As I waved them goodbye and wish them all the very best, a part of me wished I was with them. Our ride to Chishang was uneventful except we got caught in some really heavy showers and had to take shelter in a small village. Our thoughts went to the 60 stone gang and we prayed that they would be safe up there. Little did I realize the drama they had up there with the storms and all. They were successful in their climb up but coming down was a different experience.
With slippery roads and steep curvy descends, 4 ladies came off their bikes at different parts of the descend. Fortunately, none of them had any serious injuries and the bikes were all relatively unscathed. It is through times like this that we can sense God's divine protection and care for us. I am grateful they all could still ride on in high spirits to Chishang.
Our team of 5 arrived early and the first thing we wanted was a nice hot meal. Chishang is famous for the Blue Train Bento and it was easy to spot this eatery. Just look out for an old blue train carriage parked at the start of town. There is nothing like a delicious Taiwanese Bento meal after a long ride. We were all famished but none more than Papa who ordered literally everything on the menu. I don't blame him because everything was so so good here and I would have done the same if I could!

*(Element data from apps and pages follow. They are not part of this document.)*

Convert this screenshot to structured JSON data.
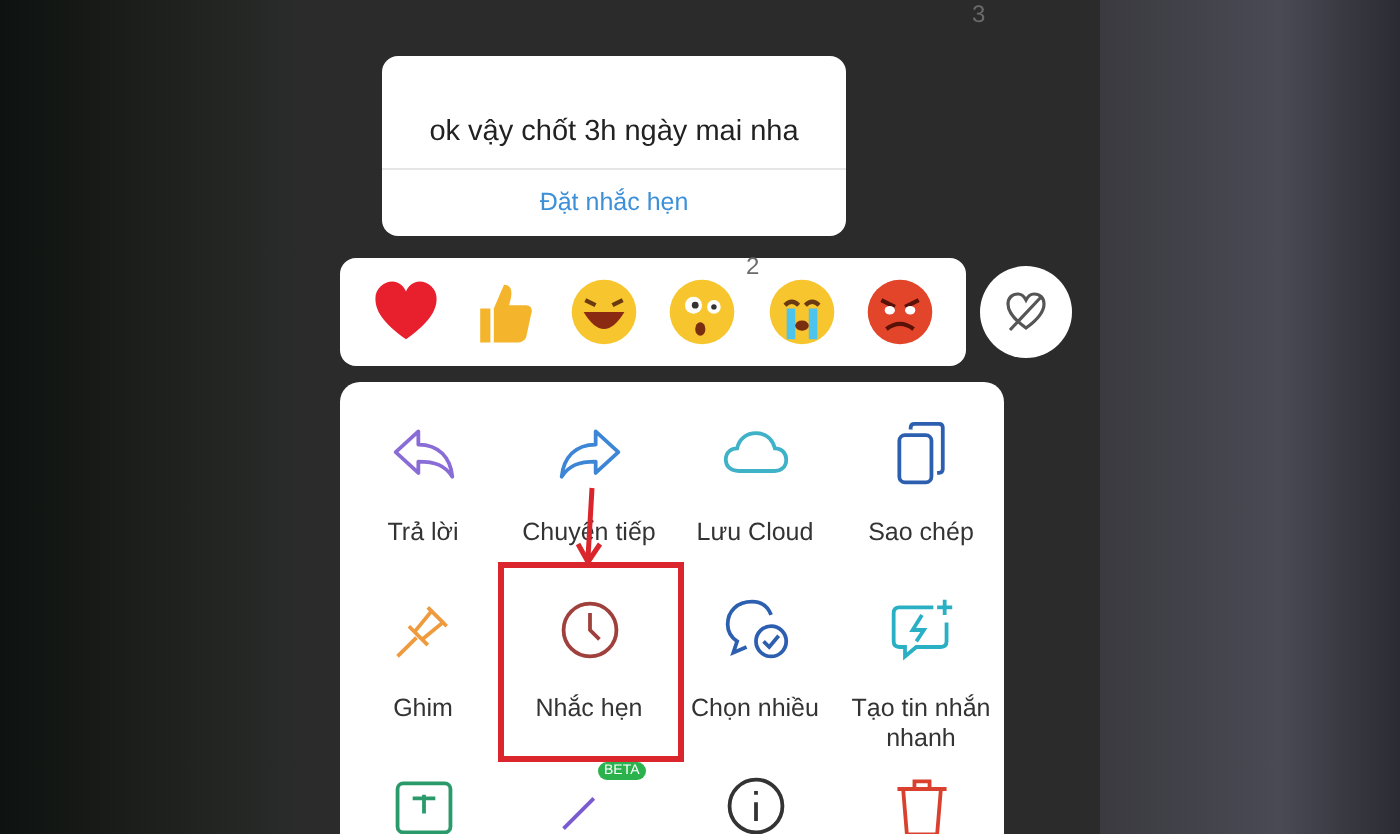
{
  "chat_background": {
    "reaction_counts": [
      "3",
      "2"
    ]
  },
  "message_popup": {
    "text": "ok vậy chốt 3h ngày mai nha",
    "action": "Đặt nhắc hẹn"
  },
  "reactions": [
    {
      "kind": "heart"
    },
    {
      "kind": "thumbs"
    },
    {
      "kind": "laugh"
    },
    {
      "kind": "surprised"
    },
    {
      "kind": "cry"
    },
    {
      "kind": "angry"
    }
  ],
  "menu": {
    "items": [
      {
        "kind": "reply",
        "label": "Trả lời",
        "highlighted": false
      },
      {
        "kind": "forward",
        "label": "Chuyển tiếp",
        "highlighted": false
      },
      {
        "kind": "cloud",
        "label": "Lưu Cloud",
        "highlighted": false
      },
      {
        "kind": "copy",
        "label": "Sao chép",
        "highlighted": false
      },
      {
        "kind": "pin",
        "label": "Ghim",
        "highlighted": false
      },
      {
        "kind": "clock",
        "label": "Nhắc hẹn",
        "highlighted": true
      },
      {
        "kind": "multi",
        "label": "Chọn nhiều",
        "highlighted": false
      },
      {
        "kind": "quick",
        "label": "Tạo tin nhắn nhanh",
        "highlighted": false
      },
      {
        "kind": "translate",
        "highlighted": false
      },
      {
        "kind": "beta",
        "badge": "BETA",
        "highlighted": false
      },
      {
        "kind": "info",
        "highlighted": false
      },
      {
        "kind": "trash",
        "highlighted": false
      }
    ]
  }
}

We checked into Dapochi Vacation Centre Hotel, which is an apartment style tall tourist hotel with an outstanding brown brick facade. The rooms were comfortable enough and offered a stunning view of the rice fields and mountain ranges. It was nice to be able to have a bit of a shower and a rest while waiting for Team 60 to arrive. Judging from the number of senior citizen tourists here, this is obviously a very popular spot to stopover and for good reasons.
When the gang finally arrived just before the sun set, we were all very excited to welcome them and to hear their stories. I admired the resilience of those who had thrills and spills as they were all sharing enthusiastically of their adventures high up on 60 stones. Papa and Celia were busy attending to their injuries and we are very grateful to have such medical professionals with us on the team.

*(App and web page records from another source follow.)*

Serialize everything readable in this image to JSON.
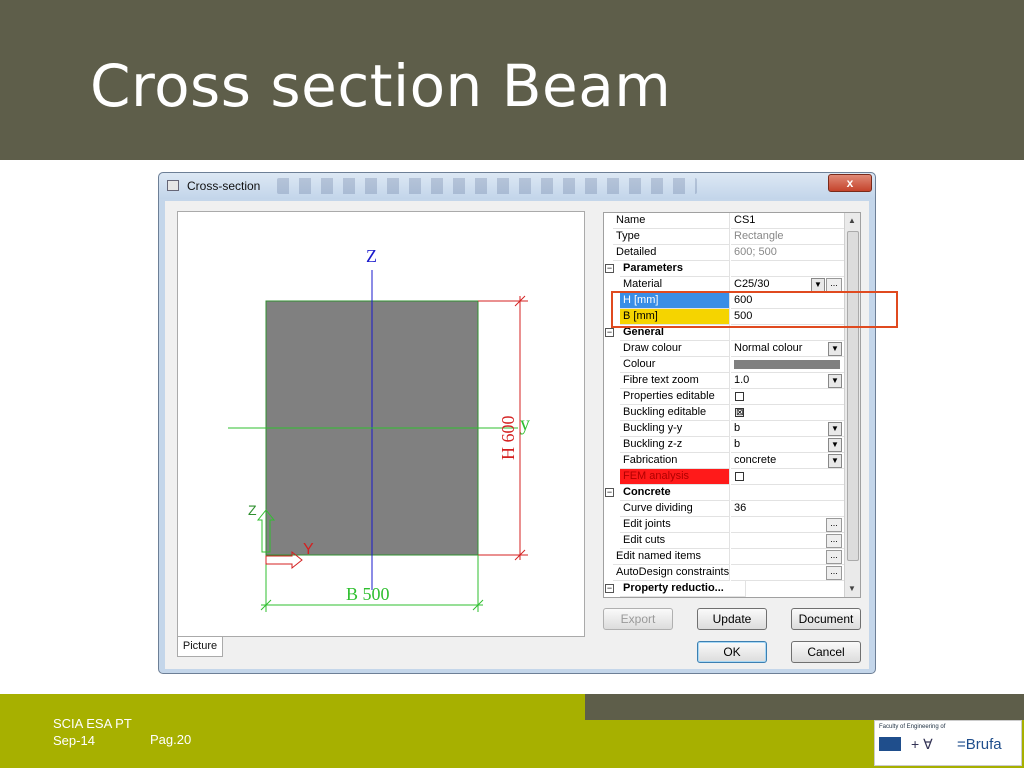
{
  "slide": {
    "title": "Cross section Beam",
    "footer_left_1": "SCIA ESA PT",
    "footer_left_2": "Sep-14",
    "footer_page": "Pag.20",
    "logo_caption": "Faculty of Engineering of",
    "logo_brand": "=Brufa"
  },
  "dialog": {
    "title": "Cross-section",
    "close_label": "x",
    "picture_tab": "Picture",
    "drawing": {
      "z_label": "Z",
      "y_label": "y",
      "height_label": "H 600",
      "width_label": "B 500",
      "local_z": "Z",
      "local_y": "Y"
    },
    "buttons": {
      "export": "Export",
      "update": "Update",
      "document": "Document",
      "ok": "OK",
      "cancel": "Cancel"
    },
    "properties": {
      "name": {
        "label": "Name",
        "value": "CS1"
      },
      "type": {
        "label": "Type",
        "value": "Rectangle"
      },
      "detailed": {
        "label": "Detailed",
        "value": "600; 500"
      },
      "parameters": {
        "label": "Parameters"
      },
      "material": {
        "label": "Material",
        "value": "C25/30"
      },
      "h": {
        "label": "H [mm]",
        "value": "600"
      },
      "b": {
        "label": "B [mm]",
        "value": "500"
      },
      "general": {
        "label": "General"
      },
      "draw_colour": {
        "label": "Draw colour",
        "value": "Normal colour"
      },
      "colour": {
        "label": "Colour"
      },
      "fibre_text_zoom": {
        "label": "Fibre text zoom",
        "value": "1.0"
      },
      "props_editable": {
        "label": "Properties editable"
      },
      "buckling_editable": {
        "label": "Buckling editable"
      },
      "buckling_yy": {
        "label": "Buckling y-y",
        "value": "b"
      },
      "buckling_zz": {
        "label": "Buckling z-z",
        "value": "b"
      },
      "fabrication": {
        "label": "Fabrication",
        "value": "concrete"
      },
      "fem_analysis": {
        "label": "FEM analysis"
      },
      "concrete": {
        "label": "Concrete"
      },
      "curve_dividing": {
        "label": "Curve dividing",
        "value": "36"
      },
      "edit_joints": {
        "label": "Edit joints"
      },
      "edit_cuts": {
        "label": "Edit cuts"
      },
      "edit_named": {
        "label": "Edit named items"
      },
      "autodesign": {
        "label": "AutoDesign constraints"
      },
      "property_reduction": {
        "label": "Property reductio..."
      },
      "dots": "..."
    }
  },
  "colors": {
    "title_band": "#5e5e4a",
    "footer_band": "#a7b000",
    "h_row_highlight": "#3a8ee6",
    "b_row_highlight": "#f5d400",
    "fem_highlight": "#ff1a1a",
    "annotation_box": "#e04a1f",
    "section_fill": "#808080"
  }
}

Dinner was literally a steamy affair at a local hotpot restaurant and it was so good to tuck into fresh veggies and thinly cut slices of meat, eaten with hot rice and noodles.

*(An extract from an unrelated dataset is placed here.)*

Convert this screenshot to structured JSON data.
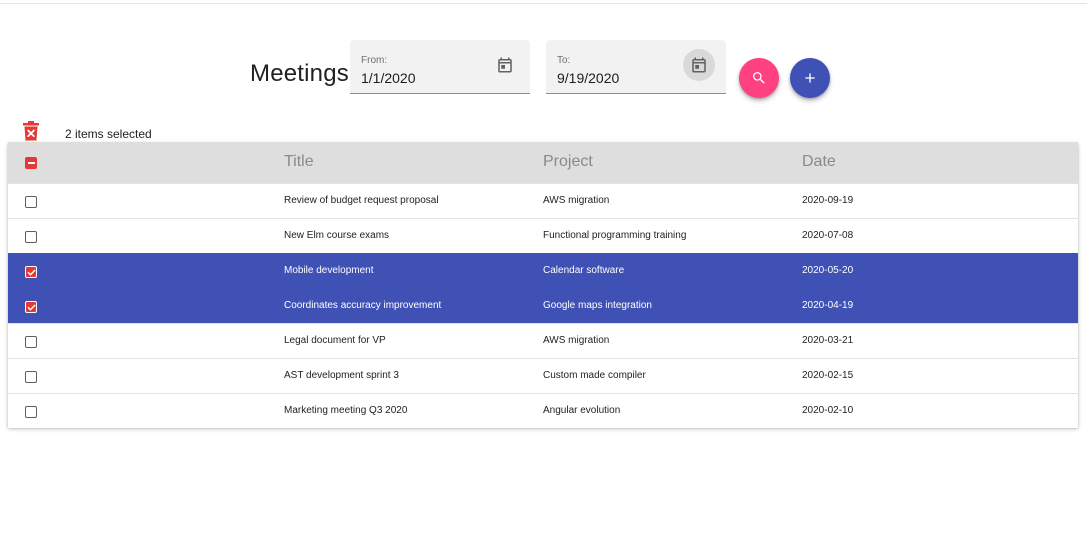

KL Mike and Oreo were enjoying themselves immensely but they wished they opted for glasses with built in demister!
We went for a short night bike tour of the small town of Chishang and ended the night with a briefing on the breezy roof top of the hotel. The energy level of everyone was still quite high and its amazing how fit we have become over the past 6 days of riding.
It was hard to believe that we have nearly come to the end of our ride of Eastern Taiwan and we have rode so far a distance. Tomorrow we shall start our last day with a different type of cycling and that promises to be buckets of fun!
Mini Product Review - 7/11 rain boots
They have everything and I mean everything for the cyclists in Taiwan. One product that we came across is the rain boots sold at 7/11. About US$5 a pair! We tried it during the heavy rain storm to Chishang. They are very effective in keeping your shoes dry but man, there is one small problem. It lacks ventilation and unless you can enjoy having a mini sauna attached on your feet while cycling in the rain, this product is not for me.
But then again, Celia seems to like it...